Purpose: The guideline physical activity levels are prescribed in terms of time, frequency, and intensity (e.g., 30 minutes brisk walking, five days a week or its energy equivalence) and assume that different activities may be combined to meet targeted goals (exchangeability premise). Habitual runners and walkers may quantify exercise in terms of distance (km/day), and for them, the relationship between activity dose and health benefits may be better assessed in terms of distance rather than time. Analyses were therefore performed to test: 1) whether time-based or distance-based estimates of energy expenditure provide the best metric for relating running and walking to hypertensive, high cholesterol, and diabetes medication use (conditions known to be diminished by exercise), and 2) the exchangeability premise.
Methods: Logistic regression analyses of medication use (dependent variable) vs. metabolic equivalent hours per day (METhr/d) of running, walking and other exercise (independent variables) using cross-sectional data from the National Runners' (17,201 male, 16,173 female) and Walkers' Health Studies (3,434 male, 12,384 female).
Results: Estimated METhr/d of running and walking activity were 38% and 31% greater, respectively, when calculated from self-reported time than distance in men, and 43% and 37% greater in women, respectively. Percent reductions in the odds for hypertension and high cholesterol medication use per METhr/d run or per METhr/d walked were ≥ 2-fold greater when estimated from reported distance (km/wk) than from time (hr/wk). The per METhr/d odds reduction was significantly greater for the distance- than the time-based estimate for hypertension (runners: P<10(-5) for males and P=0.003 for females; walkers: P=0.03 for males and P<10(-4) for females), high cholesterol medication use in runners (P<10(-4) for males and P=0.02 for females) and male walkers (P=0.01 for males and P=0.08 for females) and for diabetes medication use in male runners (P<10(-3)).

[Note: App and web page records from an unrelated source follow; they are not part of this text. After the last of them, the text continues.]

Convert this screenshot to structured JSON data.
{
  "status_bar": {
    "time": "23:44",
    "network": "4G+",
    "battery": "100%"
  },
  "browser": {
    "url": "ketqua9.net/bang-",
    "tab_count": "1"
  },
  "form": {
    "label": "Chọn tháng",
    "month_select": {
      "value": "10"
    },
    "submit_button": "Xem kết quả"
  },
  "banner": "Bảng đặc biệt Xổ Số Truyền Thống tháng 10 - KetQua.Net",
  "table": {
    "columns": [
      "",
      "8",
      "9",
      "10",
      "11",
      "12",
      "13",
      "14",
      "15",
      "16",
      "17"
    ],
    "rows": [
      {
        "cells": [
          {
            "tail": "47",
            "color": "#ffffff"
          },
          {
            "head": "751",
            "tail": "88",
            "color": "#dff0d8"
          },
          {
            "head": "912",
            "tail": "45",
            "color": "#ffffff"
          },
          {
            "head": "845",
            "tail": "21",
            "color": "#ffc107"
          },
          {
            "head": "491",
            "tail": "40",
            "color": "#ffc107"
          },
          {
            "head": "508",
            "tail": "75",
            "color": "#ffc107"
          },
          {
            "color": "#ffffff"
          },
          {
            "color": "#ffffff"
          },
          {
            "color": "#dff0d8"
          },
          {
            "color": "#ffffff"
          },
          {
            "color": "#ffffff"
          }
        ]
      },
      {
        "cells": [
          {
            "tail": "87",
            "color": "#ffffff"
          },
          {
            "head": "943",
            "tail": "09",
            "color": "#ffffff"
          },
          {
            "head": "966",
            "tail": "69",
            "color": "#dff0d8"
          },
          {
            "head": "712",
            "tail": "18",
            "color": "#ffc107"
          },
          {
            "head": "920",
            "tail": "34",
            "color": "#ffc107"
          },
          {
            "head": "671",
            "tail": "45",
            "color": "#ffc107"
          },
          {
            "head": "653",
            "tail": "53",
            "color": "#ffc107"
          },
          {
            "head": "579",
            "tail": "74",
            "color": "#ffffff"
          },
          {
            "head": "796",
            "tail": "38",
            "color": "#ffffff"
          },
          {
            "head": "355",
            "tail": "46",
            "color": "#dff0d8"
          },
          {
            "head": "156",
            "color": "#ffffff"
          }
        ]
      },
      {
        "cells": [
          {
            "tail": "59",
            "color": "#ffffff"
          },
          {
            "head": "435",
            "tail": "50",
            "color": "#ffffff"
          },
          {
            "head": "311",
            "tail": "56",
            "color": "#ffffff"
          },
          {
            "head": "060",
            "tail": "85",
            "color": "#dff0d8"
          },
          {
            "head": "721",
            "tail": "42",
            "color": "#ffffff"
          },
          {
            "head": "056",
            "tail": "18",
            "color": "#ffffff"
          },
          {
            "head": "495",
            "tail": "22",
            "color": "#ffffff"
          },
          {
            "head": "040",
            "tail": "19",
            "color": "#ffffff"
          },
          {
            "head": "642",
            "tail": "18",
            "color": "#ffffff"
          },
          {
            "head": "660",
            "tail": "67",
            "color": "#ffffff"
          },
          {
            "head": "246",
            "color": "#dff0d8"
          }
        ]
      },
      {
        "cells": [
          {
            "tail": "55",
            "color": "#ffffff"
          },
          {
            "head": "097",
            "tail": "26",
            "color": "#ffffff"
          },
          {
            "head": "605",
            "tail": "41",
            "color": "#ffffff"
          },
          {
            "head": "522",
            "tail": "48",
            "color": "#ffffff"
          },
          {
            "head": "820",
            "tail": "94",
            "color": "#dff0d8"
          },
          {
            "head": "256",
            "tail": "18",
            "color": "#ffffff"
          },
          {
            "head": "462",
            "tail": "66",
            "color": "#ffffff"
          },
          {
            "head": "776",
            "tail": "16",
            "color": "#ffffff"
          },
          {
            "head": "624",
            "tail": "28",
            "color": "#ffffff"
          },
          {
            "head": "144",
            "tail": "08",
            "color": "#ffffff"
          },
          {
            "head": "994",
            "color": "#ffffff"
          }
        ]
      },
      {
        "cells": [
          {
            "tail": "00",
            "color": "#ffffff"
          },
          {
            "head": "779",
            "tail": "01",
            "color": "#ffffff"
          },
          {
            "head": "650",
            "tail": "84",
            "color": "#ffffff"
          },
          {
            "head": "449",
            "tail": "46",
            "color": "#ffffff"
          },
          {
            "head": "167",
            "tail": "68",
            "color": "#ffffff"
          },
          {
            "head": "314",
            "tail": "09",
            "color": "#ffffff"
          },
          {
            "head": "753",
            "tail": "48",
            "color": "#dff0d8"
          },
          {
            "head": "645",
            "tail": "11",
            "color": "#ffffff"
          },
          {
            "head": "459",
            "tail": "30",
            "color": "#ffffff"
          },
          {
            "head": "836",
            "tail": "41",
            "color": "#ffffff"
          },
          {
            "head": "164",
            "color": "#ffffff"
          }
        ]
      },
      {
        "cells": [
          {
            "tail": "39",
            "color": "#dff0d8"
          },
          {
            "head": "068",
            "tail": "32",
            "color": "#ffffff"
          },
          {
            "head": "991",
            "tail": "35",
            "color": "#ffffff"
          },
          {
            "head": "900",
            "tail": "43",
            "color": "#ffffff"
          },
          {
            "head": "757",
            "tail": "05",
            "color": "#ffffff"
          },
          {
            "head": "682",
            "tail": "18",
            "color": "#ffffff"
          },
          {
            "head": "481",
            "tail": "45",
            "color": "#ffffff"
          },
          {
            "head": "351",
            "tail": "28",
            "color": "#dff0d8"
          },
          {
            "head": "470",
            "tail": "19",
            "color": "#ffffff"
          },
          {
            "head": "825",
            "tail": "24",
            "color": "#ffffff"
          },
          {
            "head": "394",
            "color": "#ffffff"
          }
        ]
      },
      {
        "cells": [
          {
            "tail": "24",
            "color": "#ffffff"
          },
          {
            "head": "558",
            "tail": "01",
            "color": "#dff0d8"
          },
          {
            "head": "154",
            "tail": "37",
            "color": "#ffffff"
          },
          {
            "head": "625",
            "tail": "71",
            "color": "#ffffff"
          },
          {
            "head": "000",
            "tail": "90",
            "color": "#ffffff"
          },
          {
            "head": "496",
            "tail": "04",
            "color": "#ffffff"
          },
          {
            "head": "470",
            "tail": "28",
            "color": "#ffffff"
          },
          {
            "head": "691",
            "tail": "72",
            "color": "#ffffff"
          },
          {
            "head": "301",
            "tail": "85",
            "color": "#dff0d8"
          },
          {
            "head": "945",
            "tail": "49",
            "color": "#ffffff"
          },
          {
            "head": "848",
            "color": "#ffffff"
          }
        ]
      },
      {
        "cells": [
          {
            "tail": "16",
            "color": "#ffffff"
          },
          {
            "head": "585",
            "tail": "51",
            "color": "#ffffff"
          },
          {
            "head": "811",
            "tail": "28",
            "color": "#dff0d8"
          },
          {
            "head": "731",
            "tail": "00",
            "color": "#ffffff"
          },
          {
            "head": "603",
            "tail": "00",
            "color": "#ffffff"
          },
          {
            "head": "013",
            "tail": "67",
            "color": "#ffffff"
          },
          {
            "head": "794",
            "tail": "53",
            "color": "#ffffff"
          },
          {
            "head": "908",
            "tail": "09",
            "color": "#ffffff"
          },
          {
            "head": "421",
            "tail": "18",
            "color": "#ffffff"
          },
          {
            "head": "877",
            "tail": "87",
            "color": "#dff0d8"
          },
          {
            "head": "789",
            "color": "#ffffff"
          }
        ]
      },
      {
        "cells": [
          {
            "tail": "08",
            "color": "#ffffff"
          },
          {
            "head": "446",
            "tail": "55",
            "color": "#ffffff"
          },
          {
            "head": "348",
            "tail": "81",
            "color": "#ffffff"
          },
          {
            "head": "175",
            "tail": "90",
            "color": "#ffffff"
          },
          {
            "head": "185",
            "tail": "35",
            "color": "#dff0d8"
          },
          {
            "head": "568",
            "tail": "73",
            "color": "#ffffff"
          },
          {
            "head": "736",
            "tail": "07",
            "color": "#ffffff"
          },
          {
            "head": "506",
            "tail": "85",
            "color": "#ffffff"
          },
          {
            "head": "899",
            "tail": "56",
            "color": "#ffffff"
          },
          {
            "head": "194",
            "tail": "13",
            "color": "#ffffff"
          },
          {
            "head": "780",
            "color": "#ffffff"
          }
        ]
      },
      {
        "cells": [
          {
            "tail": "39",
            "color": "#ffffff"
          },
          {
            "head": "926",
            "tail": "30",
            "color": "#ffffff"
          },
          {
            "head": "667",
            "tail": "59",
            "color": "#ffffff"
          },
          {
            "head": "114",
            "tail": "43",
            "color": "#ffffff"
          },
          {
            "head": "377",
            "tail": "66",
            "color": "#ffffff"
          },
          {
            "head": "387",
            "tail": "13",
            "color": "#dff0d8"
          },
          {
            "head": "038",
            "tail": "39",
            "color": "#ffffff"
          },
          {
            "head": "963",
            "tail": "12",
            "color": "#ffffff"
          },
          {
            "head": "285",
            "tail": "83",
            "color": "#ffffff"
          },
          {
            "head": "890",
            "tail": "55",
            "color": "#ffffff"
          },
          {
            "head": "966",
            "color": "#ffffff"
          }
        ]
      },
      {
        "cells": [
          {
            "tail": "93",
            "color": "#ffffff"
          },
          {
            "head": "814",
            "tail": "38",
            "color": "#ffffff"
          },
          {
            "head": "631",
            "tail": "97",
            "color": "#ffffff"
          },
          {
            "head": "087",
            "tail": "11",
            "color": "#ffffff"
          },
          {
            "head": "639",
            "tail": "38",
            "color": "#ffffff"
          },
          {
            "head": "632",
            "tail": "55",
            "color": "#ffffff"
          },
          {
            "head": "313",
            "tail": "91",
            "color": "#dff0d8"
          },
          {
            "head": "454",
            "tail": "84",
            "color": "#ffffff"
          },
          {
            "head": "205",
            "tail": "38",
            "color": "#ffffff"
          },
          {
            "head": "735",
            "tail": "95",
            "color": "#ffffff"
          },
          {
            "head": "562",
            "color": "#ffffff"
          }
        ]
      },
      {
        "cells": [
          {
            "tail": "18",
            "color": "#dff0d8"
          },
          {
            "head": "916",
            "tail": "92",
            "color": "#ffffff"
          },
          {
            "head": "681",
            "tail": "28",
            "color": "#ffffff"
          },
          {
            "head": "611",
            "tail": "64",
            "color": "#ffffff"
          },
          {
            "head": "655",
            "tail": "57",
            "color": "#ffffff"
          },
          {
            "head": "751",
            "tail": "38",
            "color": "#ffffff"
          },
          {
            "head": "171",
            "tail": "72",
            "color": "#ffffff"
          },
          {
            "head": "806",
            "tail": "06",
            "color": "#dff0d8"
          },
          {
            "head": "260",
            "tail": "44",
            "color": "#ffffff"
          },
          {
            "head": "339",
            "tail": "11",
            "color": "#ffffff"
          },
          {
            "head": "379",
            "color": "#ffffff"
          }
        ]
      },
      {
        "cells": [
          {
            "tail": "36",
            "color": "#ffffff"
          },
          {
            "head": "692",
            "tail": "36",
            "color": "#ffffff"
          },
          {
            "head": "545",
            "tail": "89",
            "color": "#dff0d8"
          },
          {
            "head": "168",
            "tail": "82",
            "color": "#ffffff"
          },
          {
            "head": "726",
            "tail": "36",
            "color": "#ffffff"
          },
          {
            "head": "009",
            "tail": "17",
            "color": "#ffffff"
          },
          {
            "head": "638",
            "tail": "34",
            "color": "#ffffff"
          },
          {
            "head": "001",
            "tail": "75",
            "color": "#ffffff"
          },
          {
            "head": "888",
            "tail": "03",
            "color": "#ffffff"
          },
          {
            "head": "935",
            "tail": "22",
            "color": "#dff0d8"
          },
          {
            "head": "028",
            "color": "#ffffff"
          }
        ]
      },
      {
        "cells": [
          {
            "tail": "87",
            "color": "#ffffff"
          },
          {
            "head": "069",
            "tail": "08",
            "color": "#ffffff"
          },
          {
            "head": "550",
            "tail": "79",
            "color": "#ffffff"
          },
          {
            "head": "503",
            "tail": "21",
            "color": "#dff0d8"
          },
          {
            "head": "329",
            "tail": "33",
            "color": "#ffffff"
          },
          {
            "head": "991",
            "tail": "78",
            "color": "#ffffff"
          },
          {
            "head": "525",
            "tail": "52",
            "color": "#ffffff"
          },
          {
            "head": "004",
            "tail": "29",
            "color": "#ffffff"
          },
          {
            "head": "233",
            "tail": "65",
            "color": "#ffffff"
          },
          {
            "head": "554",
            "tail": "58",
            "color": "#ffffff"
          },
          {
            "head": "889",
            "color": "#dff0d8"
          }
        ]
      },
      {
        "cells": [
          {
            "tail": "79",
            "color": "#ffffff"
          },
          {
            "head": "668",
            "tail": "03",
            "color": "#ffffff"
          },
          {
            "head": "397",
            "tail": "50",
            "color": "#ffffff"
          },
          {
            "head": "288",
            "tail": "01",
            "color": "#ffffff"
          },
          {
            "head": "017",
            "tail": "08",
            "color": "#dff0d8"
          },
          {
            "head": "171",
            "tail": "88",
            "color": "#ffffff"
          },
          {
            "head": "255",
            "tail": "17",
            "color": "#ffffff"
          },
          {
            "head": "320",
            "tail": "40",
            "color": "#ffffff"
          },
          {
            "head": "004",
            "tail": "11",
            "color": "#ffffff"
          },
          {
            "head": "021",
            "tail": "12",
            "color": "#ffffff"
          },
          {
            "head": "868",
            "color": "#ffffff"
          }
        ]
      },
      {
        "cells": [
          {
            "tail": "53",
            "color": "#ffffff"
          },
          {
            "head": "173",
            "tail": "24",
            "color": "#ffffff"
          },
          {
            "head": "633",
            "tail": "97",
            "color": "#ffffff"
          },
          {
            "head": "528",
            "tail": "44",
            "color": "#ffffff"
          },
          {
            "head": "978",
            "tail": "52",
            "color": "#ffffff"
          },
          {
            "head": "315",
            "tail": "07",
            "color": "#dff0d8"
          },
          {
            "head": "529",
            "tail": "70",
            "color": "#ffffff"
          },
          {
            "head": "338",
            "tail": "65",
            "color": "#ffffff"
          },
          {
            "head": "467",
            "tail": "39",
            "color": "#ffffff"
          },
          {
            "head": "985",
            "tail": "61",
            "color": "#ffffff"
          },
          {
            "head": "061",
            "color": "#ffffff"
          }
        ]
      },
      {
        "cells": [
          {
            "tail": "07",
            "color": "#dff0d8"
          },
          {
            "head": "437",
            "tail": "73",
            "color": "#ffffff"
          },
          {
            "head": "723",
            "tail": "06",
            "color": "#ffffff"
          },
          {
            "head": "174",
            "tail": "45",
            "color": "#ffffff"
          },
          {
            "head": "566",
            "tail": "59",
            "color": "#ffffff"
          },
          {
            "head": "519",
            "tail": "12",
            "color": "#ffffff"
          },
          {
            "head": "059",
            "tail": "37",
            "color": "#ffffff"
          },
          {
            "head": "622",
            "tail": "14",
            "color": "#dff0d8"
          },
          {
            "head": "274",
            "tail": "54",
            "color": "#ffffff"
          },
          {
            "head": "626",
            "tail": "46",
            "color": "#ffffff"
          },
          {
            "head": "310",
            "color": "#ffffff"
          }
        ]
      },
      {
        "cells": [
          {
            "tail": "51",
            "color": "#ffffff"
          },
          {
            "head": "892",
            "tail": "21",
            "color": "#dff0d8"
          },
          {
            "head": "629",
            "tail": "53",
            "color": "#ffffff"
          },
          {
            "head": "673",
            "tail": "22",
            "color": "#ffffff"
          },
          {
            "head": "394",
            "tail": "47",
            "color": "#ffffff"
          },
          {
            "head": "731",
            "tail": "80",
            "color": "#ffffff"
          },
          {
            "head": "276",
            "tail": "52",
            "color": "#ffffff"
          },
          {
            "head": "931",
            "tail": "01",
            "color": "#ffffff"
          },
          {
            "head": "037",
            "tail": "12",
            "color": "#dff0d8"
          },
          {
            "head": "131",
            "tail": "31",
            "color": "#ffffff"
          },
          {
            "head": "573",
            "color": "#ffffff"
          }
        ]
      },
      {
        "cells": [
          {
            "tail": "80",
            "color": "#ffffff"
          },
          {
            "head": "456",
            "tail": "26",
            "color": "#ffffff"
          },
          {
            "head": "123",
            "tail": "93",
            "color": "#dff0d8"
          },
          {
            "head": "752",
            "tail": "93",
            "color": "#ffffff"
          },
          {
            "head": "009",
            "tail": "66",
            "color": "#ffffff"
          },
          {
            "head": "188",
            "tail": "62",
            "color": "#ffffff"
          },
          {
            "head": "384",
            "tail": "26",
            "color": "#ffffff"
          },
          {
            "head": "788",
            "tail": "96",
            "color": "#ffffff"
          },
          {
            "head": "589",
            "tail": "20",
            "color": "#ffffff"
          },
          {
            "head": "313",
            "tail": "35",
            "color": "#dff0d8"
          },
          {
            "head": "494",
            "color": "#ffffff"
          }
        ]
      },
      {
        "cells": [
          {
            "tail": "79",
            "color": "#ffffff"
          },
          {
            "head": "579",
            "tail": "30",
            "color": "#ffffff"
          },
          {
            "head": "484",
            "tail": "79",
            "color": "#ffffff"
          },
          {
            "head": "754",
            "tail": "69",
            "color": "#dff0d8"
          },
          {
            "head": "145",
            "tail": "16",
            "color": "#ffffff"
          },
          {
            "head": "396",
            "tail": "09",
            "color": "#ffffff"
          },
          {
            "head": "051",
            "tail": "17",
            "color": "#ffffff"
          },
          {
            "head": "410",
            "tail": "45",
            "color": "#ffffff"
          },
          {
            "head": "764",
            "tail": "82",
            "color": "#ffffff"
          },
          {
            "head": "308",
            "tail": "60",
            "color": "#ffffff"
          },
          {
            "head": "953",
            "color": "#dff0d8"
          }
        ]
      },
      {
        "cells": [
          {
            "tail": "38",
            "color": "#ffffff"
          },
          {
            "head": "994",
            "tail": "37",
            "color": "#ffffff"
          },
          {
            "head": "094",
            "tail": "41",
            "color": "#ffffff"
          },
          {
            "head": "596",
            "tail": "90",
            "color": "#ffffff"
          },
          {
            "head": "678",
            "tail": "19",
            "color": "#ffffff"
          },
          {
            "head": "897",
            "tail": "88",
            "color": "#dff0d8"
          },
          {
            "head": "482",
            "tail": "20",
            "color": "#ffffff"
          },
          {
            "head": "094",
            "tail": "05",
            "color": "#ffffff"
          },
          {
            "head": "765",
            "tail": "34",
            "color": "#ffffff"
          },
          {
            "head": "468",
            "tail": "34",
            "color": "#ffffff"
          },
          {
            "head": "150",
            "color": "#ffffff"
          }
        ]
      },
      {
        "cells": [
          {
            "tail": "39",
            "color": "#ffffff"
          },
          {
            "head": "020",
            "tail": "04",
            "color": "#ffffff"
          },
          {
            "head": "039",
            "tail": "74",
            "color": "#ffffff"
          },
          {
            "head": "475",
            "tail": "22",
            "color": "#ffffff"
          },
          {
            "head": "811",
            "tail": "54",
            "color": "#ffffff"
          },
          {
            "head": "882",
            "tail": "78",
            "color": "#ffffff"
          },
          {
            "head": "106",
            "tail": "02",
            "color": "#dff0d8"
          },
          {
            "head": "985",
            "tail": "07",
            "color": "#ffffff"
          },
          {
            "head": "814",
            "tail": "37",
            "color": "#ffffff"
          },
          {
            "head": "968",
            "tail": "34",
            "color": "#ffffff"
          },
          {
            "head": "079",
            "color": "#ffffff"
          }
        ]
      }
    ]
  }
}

Conclusions: Although causality between greater exercise and lower prevalence of hypertension, high cholesterol and diabetes cannot be inferred from these cross-sectional data, the results do suggest that distance-based estimates of METhr/d run or walked provide superior metrics for epidemiological analyses to their traditional time-based estimates.